  • Azerbaijan Women and Development Centre: "The Azerbaijan Women and Development Centre is a non-governmental organization which offers services relating to health and family planning. The staff, consisting of five members, conducts researches, maintains a database, and participates in national and international conferences, seminars and workshops on gender and women's issues. The centre's library houses more than 1000 books and brochures on gender issues, as well as over 1000 photographs and several journals. Languages: English, Russian, Azerbaijan ". Address: 3-6, S. Rustamov st. 370001 Baku, Azerbaijan. Tel: +994 12 927 920 or +994 12 928 017.Fax: +994 12 983 235. E-mail: ramiz@unfpa.baku.az or ITPCHT@lan.ab.az
  • "Sulh" Women's Society: Towards women's peace: 54 Sabael Street, apt.25, Baku 370003, Azerbaijan. Tel: 994 12/39-56-51
  • "Azerbaijan Neftchy Gadinlar" Society: This is a society of women in the oil industry. Address: 73 Neftchilar avenue, Baku 370004, Azerbaijan. Tel: 994 12/92-06-85 . Fax: 994/12/92-32-04
  • Azerbaijan Women's Association: This association is affiliated with Aszerbaijan Academy of Sciences. Address: 6 Boyuk Gala Street, Baku 370004. Azerbaijan. Tel: 994 12/92-7487

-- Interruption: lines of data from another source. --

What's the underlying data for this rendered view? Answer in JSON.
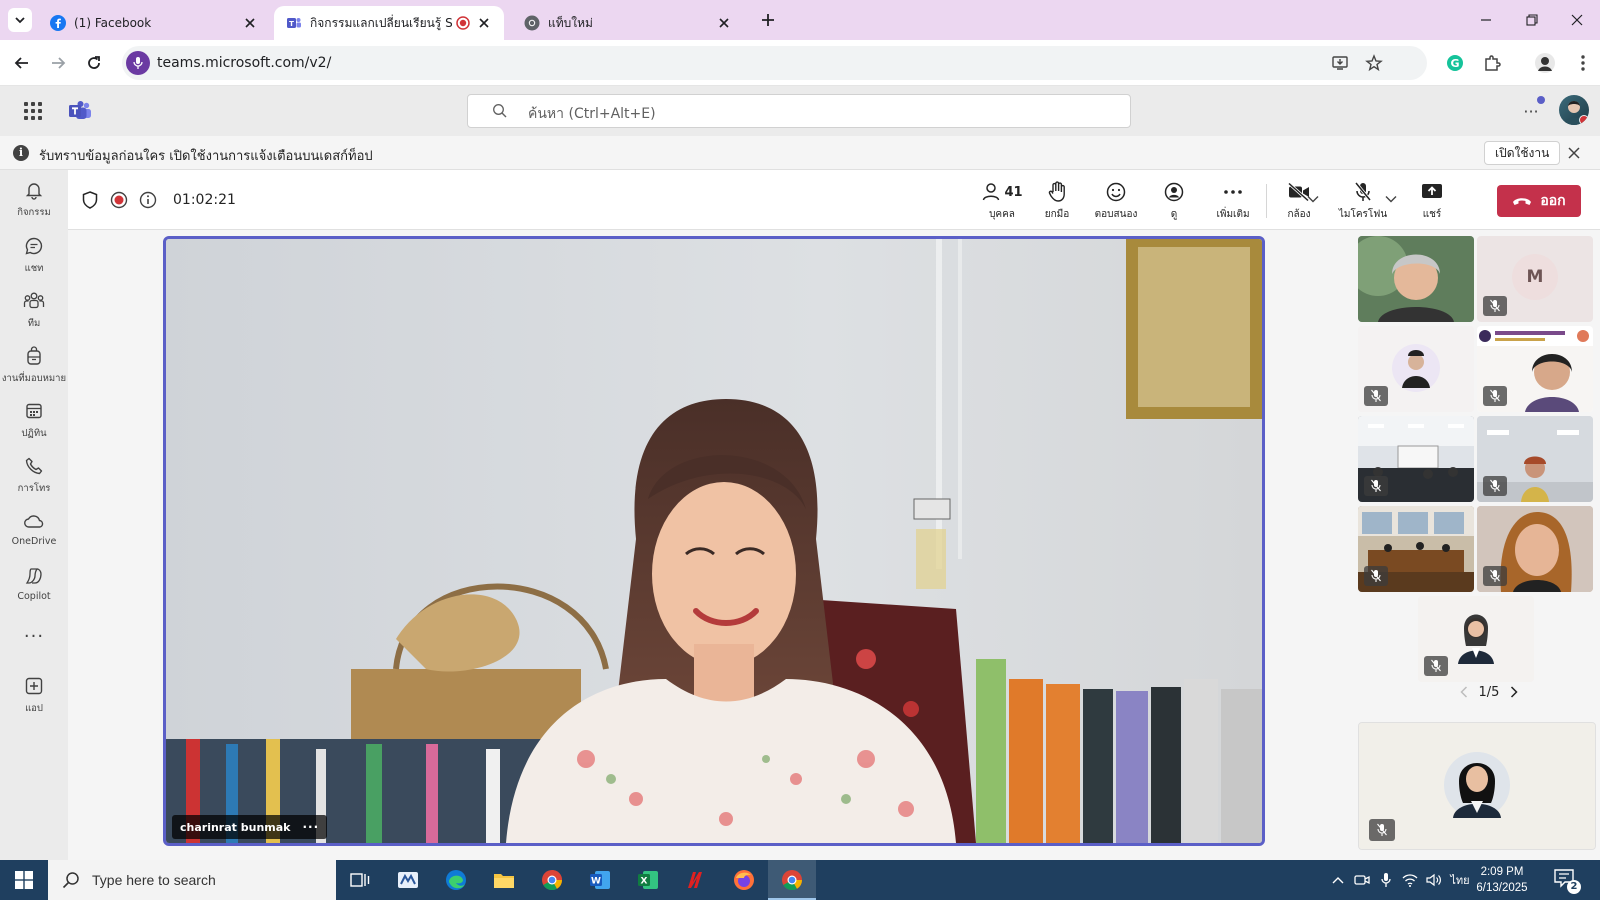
{
  "browser": {
    "tabs": [
      {
        "title": "(1) Facebook",
        "favicon": "facebook-icon"
      },
      {
        "title": "กิจกรรมแลกเปลี่ยนเรียนรู้ SAR",
        "favicon": "teams-icon",
        "recording": true
      },
      {
        "title": "แท็บใหม่",
        "favicon": "chrome-icon"
      }
    ],
    "url": "teams.microsoft.com/v2/"
  },
  "teams_header": {
    "search_placeholder": "ค้นหา (Ctrl+Alt+E)",
    "more": "···"
  },
  "banner": {
    "message": "รับทราบข้อมูลก่อนใคร เปิดใช้งานการแจ้งเตือนบนเดสก์ท็อป",
    "button": "เปิดใช้งาน"
  },
  "rail": [
    {
      "label": "กิจกรรม",
      "icon": "bell-icon"
    },
    {
      "label": "แชท",
      "icon": "chat-icon"
    },
    {
      "label": "ทีม",
      "icon": "people-icon"
    },
    {
      "label": "งานที่มอบหมาย",
      "icon": "backpack-icon"
    },
    {
      "label": "ปฏิทิน",
      "icon": "calendar-icon"
    },
    {
      "label": "การโทร",
      "icon": "phone-icon"
    },
    {
      "label": "OneDrive",
      "icon": "cloud-icon"
    },
    {
      "label": "Copilot",
      "icon": "copilot-icon"
    },
    {
      "label": "แอป",
      "icon": "add-app-icon"
    }
  ],
  "meeting": {
    "timer": "01:02:21",
    "toolbar": {
      "people_label": "บุคคล",
      "people_count": "41",
      "raise_label": "ยกมือ",
      "react_label": "ตอบสนอง",
      "view_label": "ดู",
      "more_label": "เพิ่มเติม",
      "camera_label": "กล้อง",
      "mic_label": "ไมโครโฟน",
      "share_label": "แชร์",
      "leave_label": "ออก"
    },
    "main_speaker": "charinrat bunmak",
    "participant_initial": "M",
    "pager": "1/5",
    "colors": {
      "accent": "#5b5fc7",
      "leave": "#c4314b"
    }
  },
  "taskbar": {
    "search_placeholder": "Type here to search",
    "apps": [
      "task-view-icon",
      "mail-app-icon",
      "edge-icon",
      "file-explorer-icon",
      "chrome-icon",
      "word-icon",
      "excel-icon",
      "n-app-icon",
      "firefox-icon",
      "chrome-icon"
    ],
    "language": "ไทย",
    "time": "2:09 PM",
    "date": "6/13/2025",
    "notifications": "2"
  }
}
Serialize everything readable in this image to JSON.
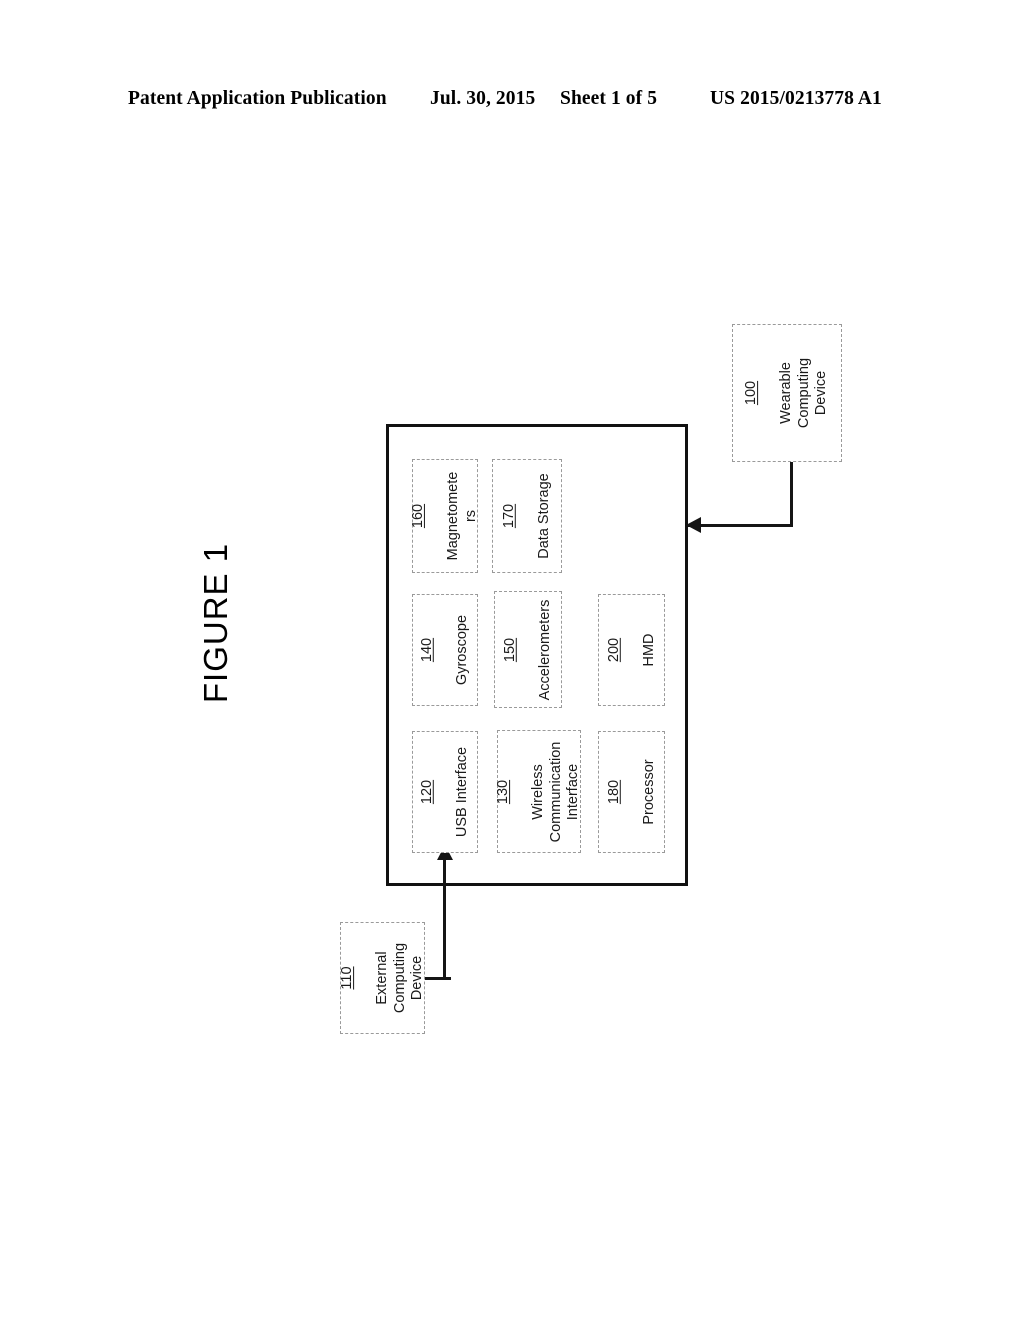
{
  "header": {
    "publication": "Patent Application Publication",
    "date": "Jul. 30, 2015",
    "sheet": "Sheet 1 of 5",
    "number": "US 2015/0213778 A1"
  },
  "figure": {
    "caption": "FIGURE 1"
  },
  "diagram": {
    "enclosure_ref": "100",
    "nodes": [
      {
        "ref": "160",
        "text": "Magnetomete\nrs"
      },
      {
        "ref": "170",
        "text": "Data Storage"
      },
      {
        "ref": "140",
        "text": "Gyroscope"
      },
      {
        "ref": "150",
        "text": "Accelerometers"
      },
      {
        "ref": "200",
        "text": "HMD"
      },
      {
        "ref": "120",
        "text": "USB Interface"
      },
      {
        "ref": "130",
        "text": "Wireless\nCommunication\nInterface"
      },
      {
        "ref": "180",
        "text": "Processor"
      },
      {
        "ref": "100",
        "text": "Wearable\nComputing\nDevice"
      },
      {
        "ref": "110",
        "text": "External\nComputing\nDevice"
      }
    ]
  },
  "colors": {
    "ink": "#000000",
    "box_border": "#9a9a9a",
    "enclosure_border": "#111111",
    "connector": "#151515",
    "background": "#ffffff"
  }
}
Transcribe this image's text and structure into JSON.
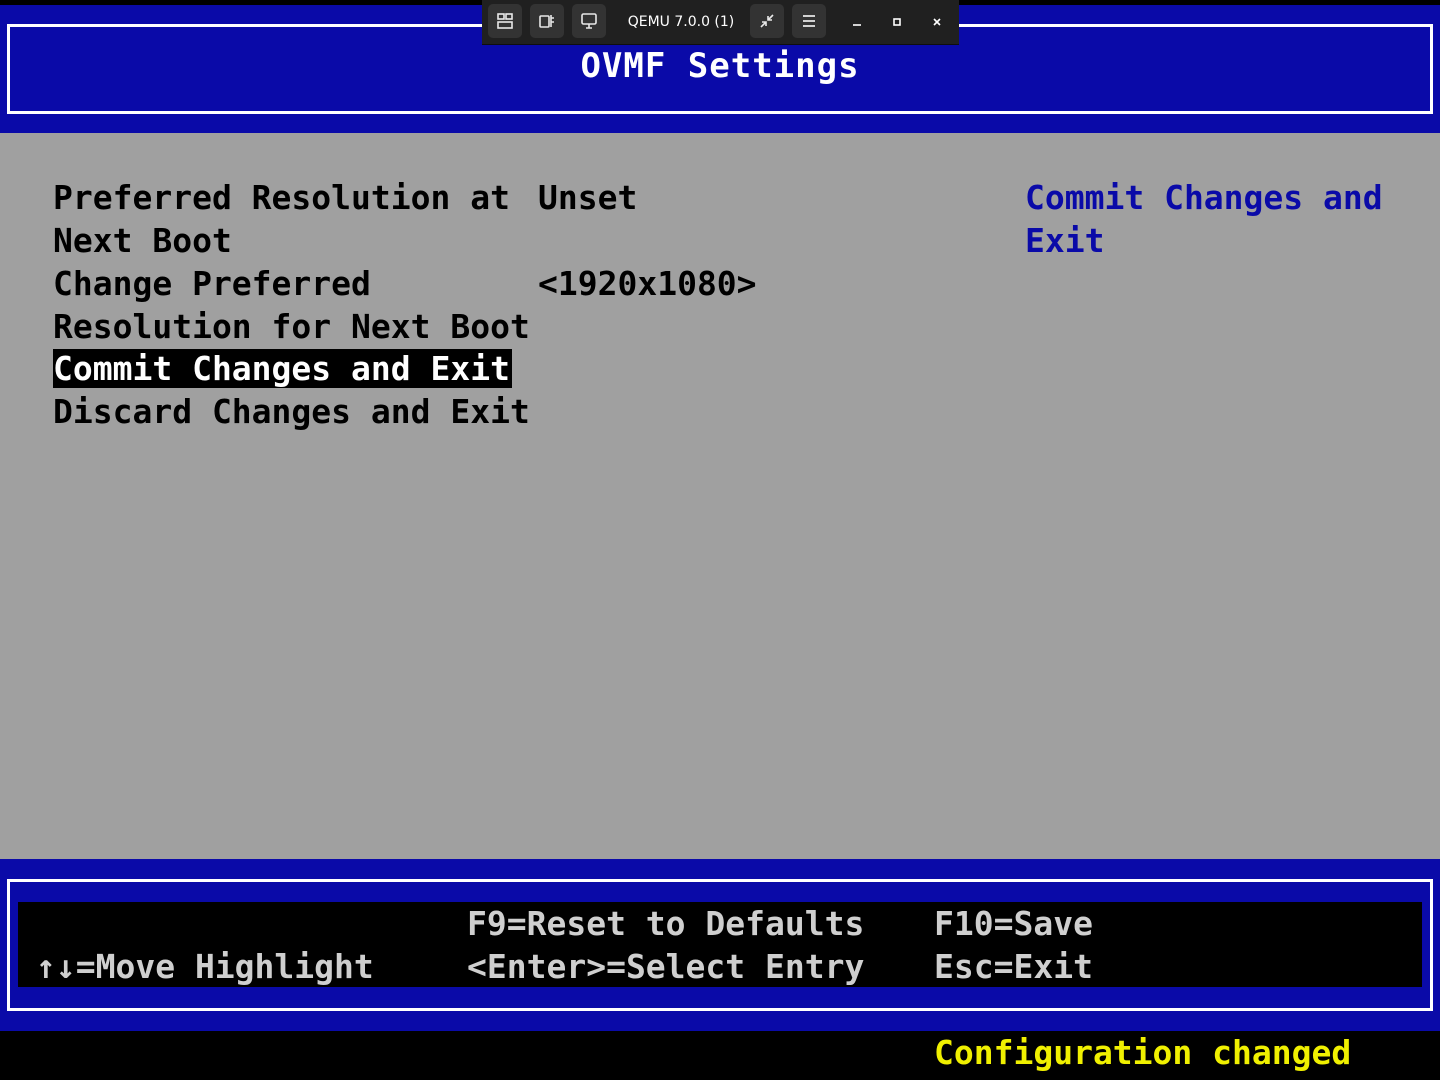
{
  "toolbar": {
    "title": "QEMU 7.0.0 (1)",
    "icons": [
      "view-tabs-icon",
      "usb-devices-icon",
      "display-icon",
      "unfullscreen-icon",
      "hamburger-menu-icon",
      "minimize-icon",
      "maximize-icon",
      "close-icon"
    ]
  },
  "header": {
    "title": "OVMF Settings"
  },
  "menu": {
    "items": [
      {
        "label_lines": [
          "Preferred Resolution at",
          "Next Boot"
        ],
        "value": "Unset"
      },
      {
        "label_lines": [
          "Change Preferred",
          "Resolution for Next Boot"
        ],
        "value": "<1920x1080>"
      },
      {
        "label": "Commit Changes and Exit",
        "selected": true
      },
      {
        "label": "Discard Changes and Exit"
      }
    ]
  },
  "help": {
    "lines": [
      "Commit Changes and",
      "Exit"
    ]
  },
  "footer": {
    "move_highlight": "↑↓=Move Highlight",
    "reset_defaults": "F9=Reset to Defaults",
    "select_entry": "<Enter>=Select Entry",
    "save": "F10=Save",
    "exit": "Esc=Exit"
  },
  "status": {
    "text": "Configuration changed"
  },
  "colors": {
    "header_blue": "#0a0aa8",
    "body_gray": "#a0a0a0",
    "status_yellow": "#f0f000",
    "help_blue": "#0a0aa8"
  }
}
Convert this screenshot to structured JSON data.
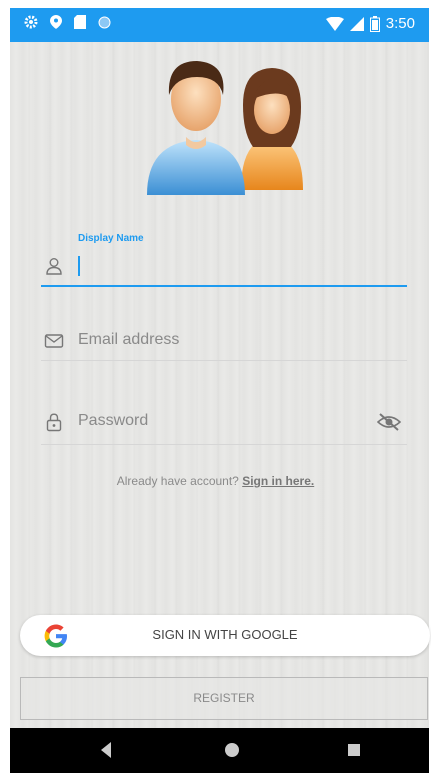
{
  "status_bar": {
    "time": "3:50"
  },
  "form": {
    "display_name_label": "Display Name",
    "display_name_value": "",
    "email_placeholder": "Email address",
    "password_placeholder": "Password"
  },
  "signin_prompt": {
    "text": "Already have account?",
    "link": "Sign in here."
  },
  "buttons": {
    "google": "SIGN IN WITH GOOGLE",
    "register": "REGISTER"
  },
  "colors": {
    "accent": "#1e9bf0",
    "background": "#e8e8e6",
    "navbar": "#000000"
  },
  "icons": {
    "status_left": [
      "settings-icon",
      "location-icon",
      "sd-card-icon",
      "sync-icon"
    ],
    "status_right": [
      "wifi-icon",
      "signal-icon",
      "battery-icon"
    ],
    "fields": [
      "user-icon",
      "mail-icon",
      "lock-icon",
      "eye-off-icon"
    ],
    "nav": [
      "back-icon",
      "home-icon",
      "recents-icon"
    ]
  }
}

  • "Umid" Analar Djaiyyaty of Azerbaijan Republik - Society of Mothers "Hope": 58 Nizami Street, Baku 370005, Azerbaijan. Tel:994 12/66-17-58
  • Association "Ishguzar Gadinlar": This is a businesswomen's association. Address: 215 Pervomaisakaya Street, Baku 370014, Azerbaijan. Tel: 994 12/92-30-22.
  • Centre "Shehyd Analary Gadinlar" of Azerbaijan: 2"A" Ataturk Street, Baku 370039, Azerbaijan. Tel: 994 12/93-96-21
  • Jewish Women's Society of Azerbaijan: 39 Sh. Badalbeily Street, Baku 370072, Azerbaijan. Tel: 994 12/66-17-58
  • The Society of Muslim Women "Famita-Zahra": 41 Tebriz Street, Gyandja 374747, Azerbaijan. Tel: 20556
  • Women's Committee of Azerbaijan - INICEF: 2 Istiglaiyat St., Baku 1, Azerbaijan
  • Women's Committee of Azerbaijan - INICEF: 3 Istiglaiyat St. , Baku 1, Azerbaijan

References[edit]

  1. CIA World Factbook - Azerbaijan
  2. Azerbaijan's Flawed Healthcare System
  3. Azerbaijan analyses reproductive health situation and develops strategic goals for 2017–2025
  4. Global Oral Contraception Availability
  5. Free the Pill: Where on Earth?
  6. Trends in Contraceptive Use Worldwide 2015
  7. USAID, Caucasus, Azerbaijan - Final Report (October 1, 2004 - September 29, 2010)
  8. Princeton EC Website
  9. EC Status and Availability: Azerbaijan
  10. ECEC: Azerbaijan
  11. ECEC: Azerbaijan
  12. Princeton EC Website
  13. Princeton EC Website
  14. ECEC: Azerbaijan
  15. ECEC: Azerbaijan
  16. AZERBAIDJAN - REGULATIONS ON ENTRY, STAY AND RESIDENCE FOR PLHIV
  17. Global Criminalisation Scan: Azerbaijan
  18. CIA World Factbook - Azerbaijan
  19. [http://www.euro.who.int/__data/assets/pdf_file/0011/308000/Review-HIV-Programme-Azerbaijan-mission-report.pdf?ua=1 World Health Organization: Review of the HIV Programme in Azerbaijan, November 2014]
  20. [http://www.euro.who.int/__data/assets/pdf_file/0011/308000/Review-HIV-Programme-Azerbaijan-mission-report.pdf?ua=1 World Health Organization: Review of the HIV Programme in Azerbaijan, November 2014]
  21. [http://www.euro.who.int/__data/assets/pdf_file/0011/308000/Review-HIV-Programme-Azerbaijan-mission-report.pdf?ua=1 World Health Organization: Review of the HIV Programme in Azerbaijan, November 2014]
  22. PrEP Watch World Map
  23. PREP ACCESS IN EUROPE - PrEP in Europe Initiative (PiEi)
  24. Human Papillomavirus and Related Diseases Report - AZERBAIJAN
  25. Parental Leave and Maternity Benefits
  26. Parental Leave and Maternity Benefits
  27. Azerbaijan: Abortion Law